ABOUT THIS TASK: All entries below must be reproduced without a single change.

EXTRACTED INFORMATION:
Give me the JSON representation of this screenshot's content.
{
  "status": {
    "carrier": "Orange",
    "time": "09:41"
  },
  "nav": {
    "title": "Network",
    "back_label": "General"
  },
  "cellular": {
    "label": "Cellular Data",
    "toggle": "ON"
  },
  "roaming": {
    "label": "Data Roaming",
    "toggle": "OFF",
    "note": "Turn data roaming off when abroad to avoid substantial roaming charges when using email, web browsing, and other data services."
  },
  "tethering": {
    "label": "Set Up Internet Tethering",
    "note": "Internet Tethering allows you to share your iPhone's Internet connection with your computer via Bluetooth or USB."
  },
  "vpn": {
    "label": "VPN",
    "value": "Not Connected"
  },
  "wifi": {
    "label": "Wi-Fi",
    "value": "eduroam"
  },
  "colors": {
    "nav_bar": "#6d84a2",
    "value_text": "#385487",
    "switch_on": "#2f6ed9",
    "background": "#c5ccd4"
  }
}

COMPLETED EXERCISE:
Give me the JSON representation of this screenshot's content.
{
  "status": {
    "carrier": "Orange",
    "time": "09:41"
  },
  "nav": {
    "title": "Network",
    "back_label": "General"
  },
  "cellular": {
    "label": "Cellular Data",
    "toggle": "ON"
  },
  "roaming": {
    "label": "Data Roaming",
    "toggle": "OFF",
    "note": "Turn data roaming off when abroad to avoid substantial roaming charges when using email, web browsing, and other data services."
  },
  "tethering": {
    "label": "Set Up Internet Tethering",
    "note": "Internet Tethering allows you to share your iPhone's Internet connection with your computer via Bluetooth or USB."
  },
  "vpn": {
    "label": "VPN",
    "value": "Not Connected"
  },
  "wifi": {
    "label": "Wi-Fi",
    "value": "eduroam"
  },
  "colors": {
    "nav_bar": "#6d84a2",
    "value_text": "#385487",
    "switch_on": "#2f6ed9",
    "background": "#c5ccd4"
  }
}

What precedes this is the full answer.